◆ TASK ◆
Every line containing the string "image" should be returned from the records.

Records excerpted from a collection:
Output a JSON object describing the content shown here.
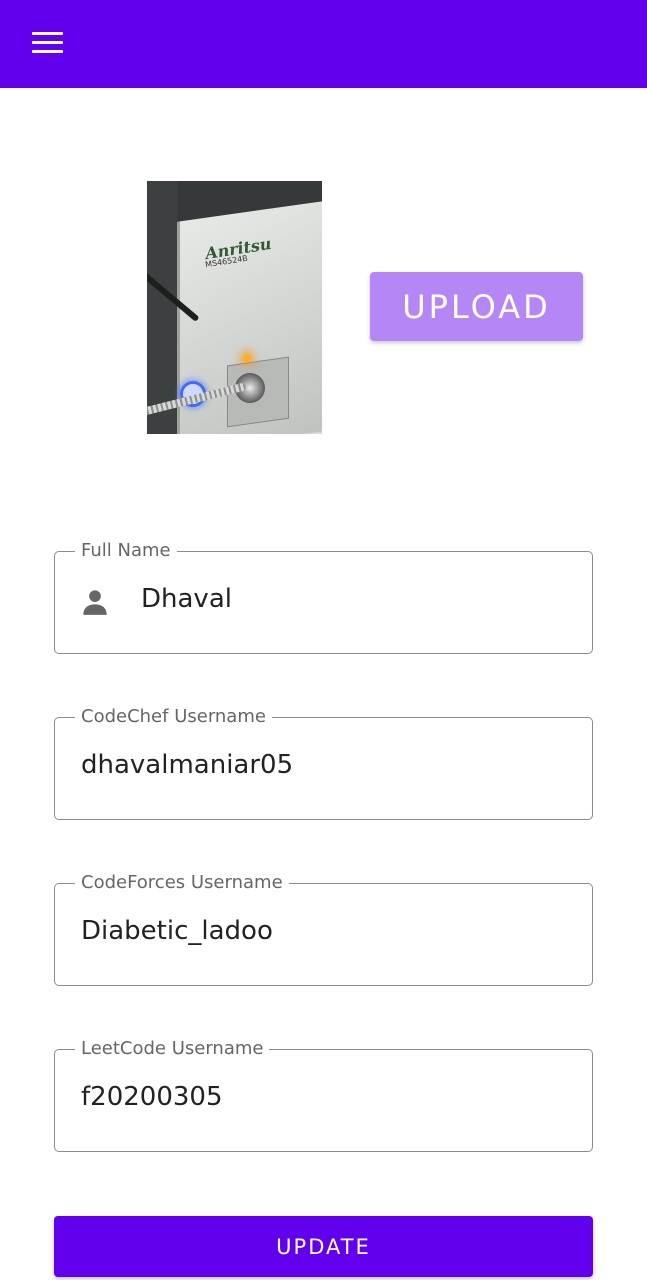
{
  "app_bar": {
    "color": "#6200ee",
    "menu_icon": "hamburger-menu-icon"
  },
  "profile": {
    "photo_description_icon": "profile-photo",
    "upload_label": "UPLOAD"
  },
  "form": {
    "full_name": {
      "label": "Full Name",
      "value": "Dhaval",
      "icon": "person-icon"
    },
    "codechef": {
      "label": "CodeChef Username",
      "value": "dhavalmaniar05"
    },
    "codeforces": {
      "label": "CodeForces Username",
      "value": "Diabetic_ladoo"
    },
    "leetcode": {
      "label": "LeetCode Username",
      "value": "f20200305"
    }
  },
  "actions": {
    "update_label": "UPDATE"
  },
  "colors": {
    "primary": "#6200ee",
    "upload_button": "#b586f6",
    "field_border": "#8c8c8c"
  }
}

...

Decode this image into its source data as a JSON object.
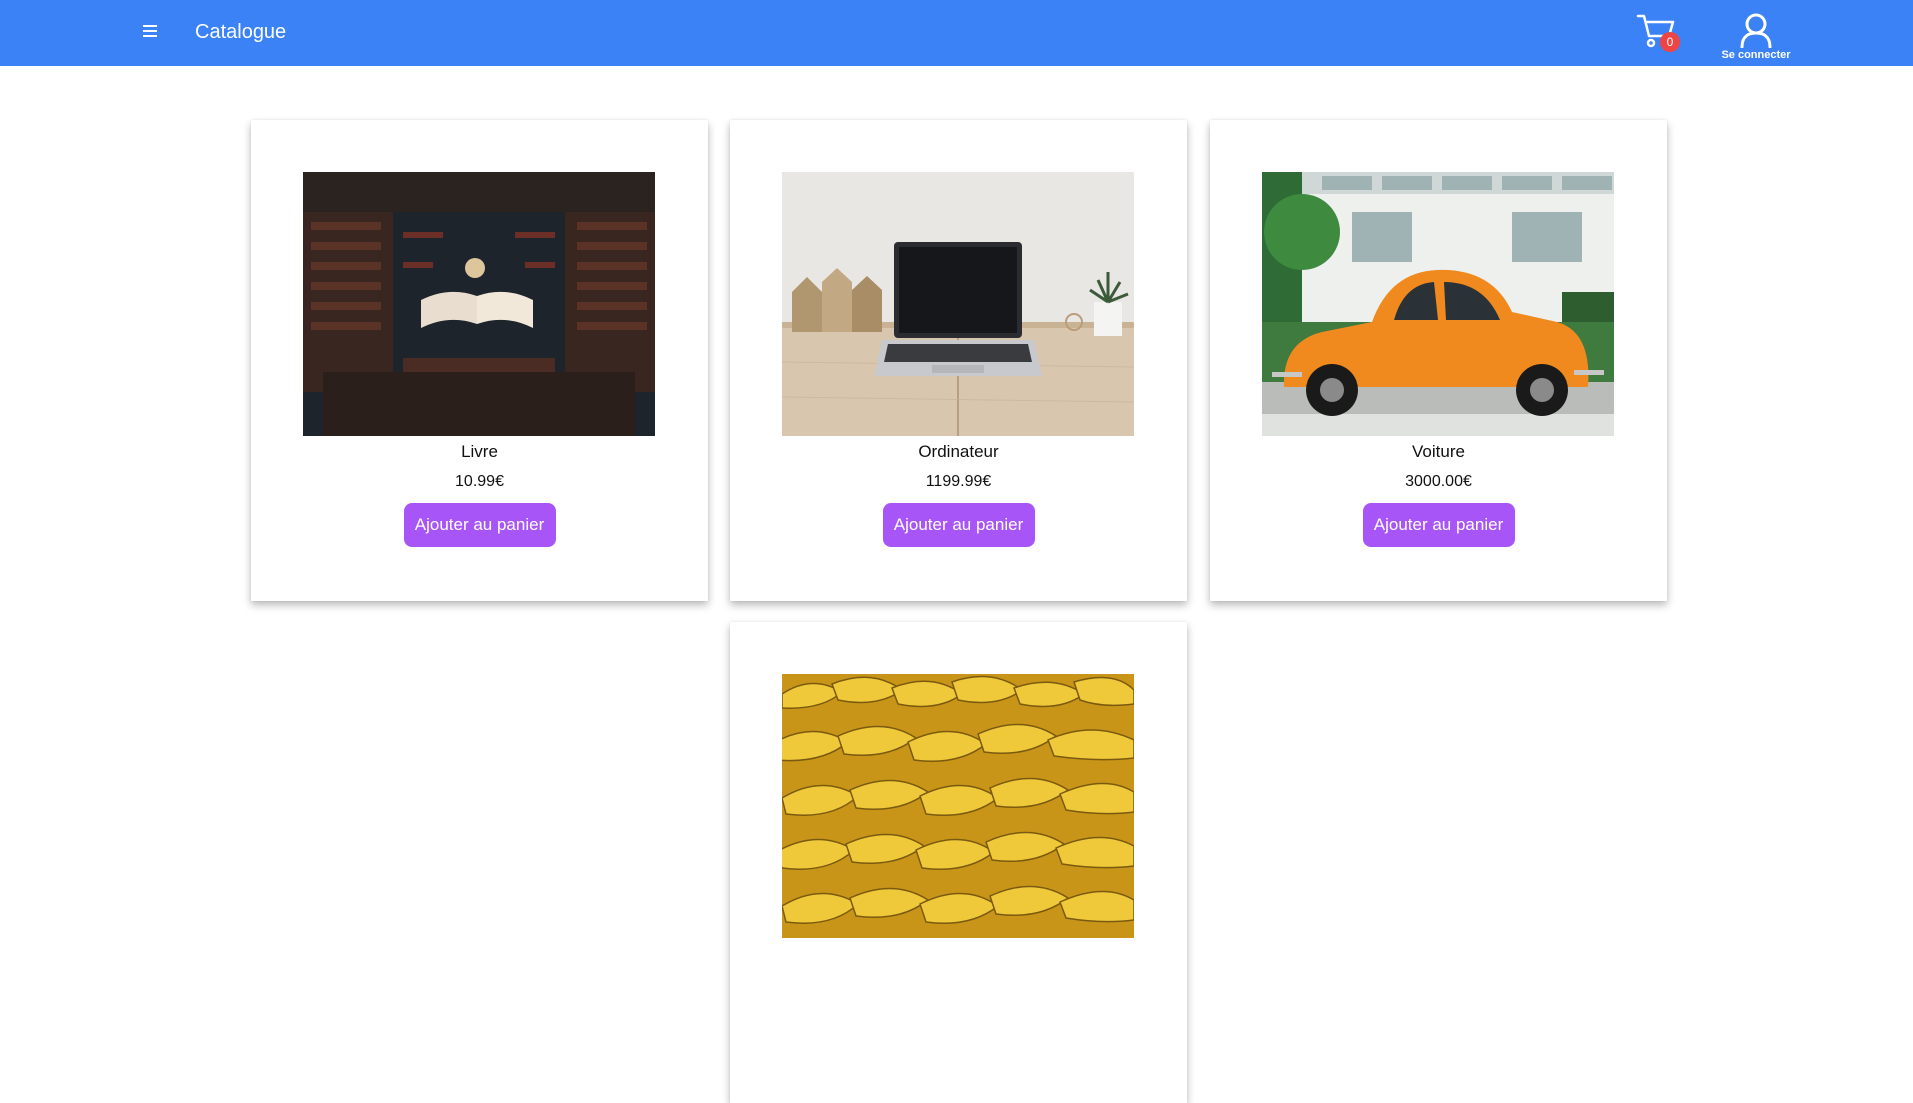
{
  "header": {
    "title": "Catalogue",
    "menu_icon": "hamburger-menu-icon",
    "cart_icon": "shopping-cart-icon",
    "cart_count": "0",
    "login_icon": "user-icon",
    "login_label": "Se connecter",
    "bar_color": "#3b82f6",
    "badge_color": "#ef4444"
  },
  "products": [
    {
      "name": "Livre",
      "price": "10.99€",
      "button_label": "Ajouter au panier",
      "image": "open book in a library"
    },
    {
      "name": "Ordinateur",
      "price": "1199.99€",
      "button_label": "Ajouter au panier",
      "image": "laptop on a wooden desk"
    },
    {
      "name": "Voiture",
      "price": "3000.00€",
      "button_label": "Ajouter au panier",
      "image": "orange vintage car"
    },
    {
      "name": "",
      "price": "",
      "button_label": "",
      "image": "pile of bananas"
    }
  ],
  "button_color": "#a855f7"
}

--

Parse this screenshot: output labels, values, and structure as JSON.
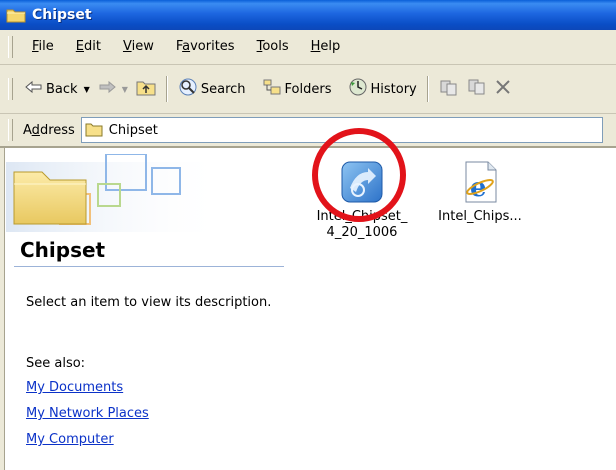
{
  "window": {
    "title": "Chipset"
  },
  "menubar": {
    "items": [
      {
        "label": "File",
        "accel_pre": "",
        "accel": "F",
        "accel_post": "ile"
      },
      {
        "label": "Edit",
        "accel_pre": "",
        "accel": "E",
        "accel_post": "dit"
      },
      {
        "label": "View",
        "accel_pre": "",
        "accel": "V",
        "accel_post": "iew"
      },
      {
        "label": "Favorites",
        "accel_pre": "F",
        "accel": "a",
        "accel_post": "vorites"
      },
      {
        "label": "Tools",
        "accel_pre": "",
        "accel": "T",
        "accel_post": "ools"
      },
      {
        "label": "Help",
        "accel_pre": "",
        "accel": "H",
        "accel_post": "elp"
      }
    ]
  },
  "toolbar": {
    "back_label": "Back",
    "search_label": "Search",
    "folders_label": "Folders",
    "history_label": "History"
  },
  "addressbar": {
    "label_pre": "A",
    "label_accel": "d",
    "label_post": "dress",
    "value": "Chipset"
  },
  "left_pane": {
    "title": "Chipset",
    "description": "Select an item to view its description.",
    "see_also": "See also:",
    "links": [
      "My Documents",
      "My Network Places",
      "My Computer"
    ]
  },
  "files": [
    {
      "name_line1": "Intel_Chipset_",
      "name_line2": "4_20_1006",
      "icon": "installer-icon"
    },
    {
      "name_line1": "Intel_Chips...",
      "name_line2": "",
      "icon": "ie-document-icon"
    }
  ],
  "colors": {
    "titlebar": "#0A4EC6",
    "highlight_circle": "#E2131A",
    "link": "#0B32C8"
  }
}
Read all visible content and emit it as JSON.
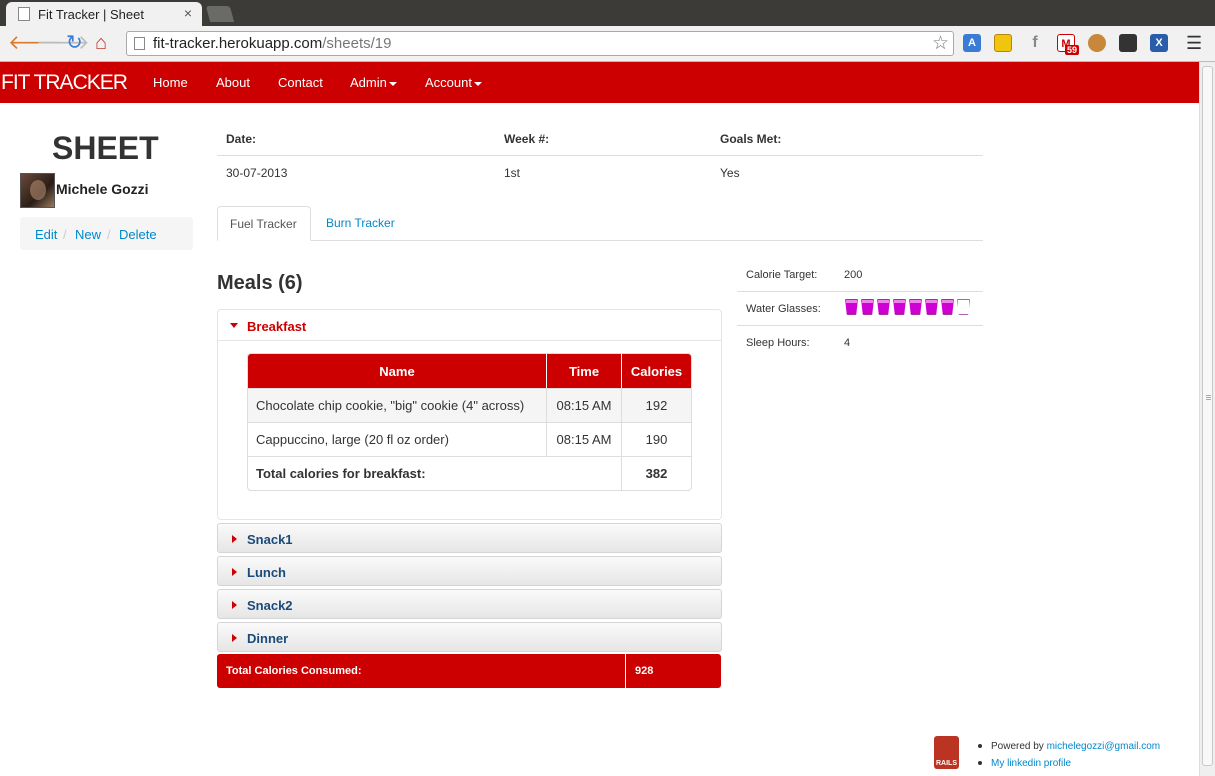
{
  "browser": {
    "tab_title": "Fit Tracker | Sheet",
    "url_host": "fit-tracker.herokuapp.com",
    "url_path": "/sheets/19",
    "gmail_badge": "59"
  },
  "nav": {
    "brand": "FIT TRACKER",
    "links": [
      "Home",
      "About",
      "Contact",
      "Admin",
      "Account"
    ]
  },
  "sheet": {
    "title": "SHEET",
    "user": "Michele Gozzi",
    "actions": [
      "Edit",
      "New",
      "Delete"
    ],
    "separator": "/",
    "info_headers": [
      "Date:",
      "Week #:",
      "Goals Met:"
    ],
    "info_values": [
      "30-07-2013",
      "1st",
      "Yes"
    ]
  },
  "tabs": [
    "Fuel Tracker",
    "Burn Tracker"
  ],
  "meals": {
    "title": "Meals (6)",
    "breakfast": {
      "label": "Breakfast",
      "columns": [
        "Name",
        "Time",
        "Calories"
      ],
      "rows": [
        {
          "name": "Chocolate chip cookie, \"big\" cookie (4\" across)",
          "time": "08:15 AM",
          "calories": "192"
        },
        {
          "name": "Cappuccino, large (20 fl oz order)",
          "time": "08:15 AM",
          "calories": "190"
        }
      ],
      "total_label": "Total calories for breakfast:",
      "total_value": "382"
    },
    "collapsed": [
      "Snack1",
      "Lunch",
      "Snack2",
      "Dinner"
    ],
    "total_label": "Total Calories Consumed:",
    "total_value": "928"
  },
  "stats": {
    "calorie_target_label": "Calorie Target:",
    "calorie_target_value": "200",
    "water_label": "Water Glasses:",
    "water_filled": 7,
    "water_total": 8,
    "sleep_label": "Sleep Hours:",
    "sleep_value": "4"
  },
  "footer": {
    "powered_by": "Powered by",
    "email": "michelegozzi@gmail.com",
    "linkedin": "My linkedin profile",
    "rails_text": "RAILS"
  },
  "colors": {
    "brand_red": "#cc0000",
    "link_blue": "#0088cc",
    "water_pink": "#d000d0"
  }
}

◆ WRITTEN SOLUTION ◆
Decode this image into its source data as a JSON object.
      "image": "open book in a library"
      "image": "laptop on a wooden desk"
      "image": "orange vintage car"
      "image": "pile of bananas"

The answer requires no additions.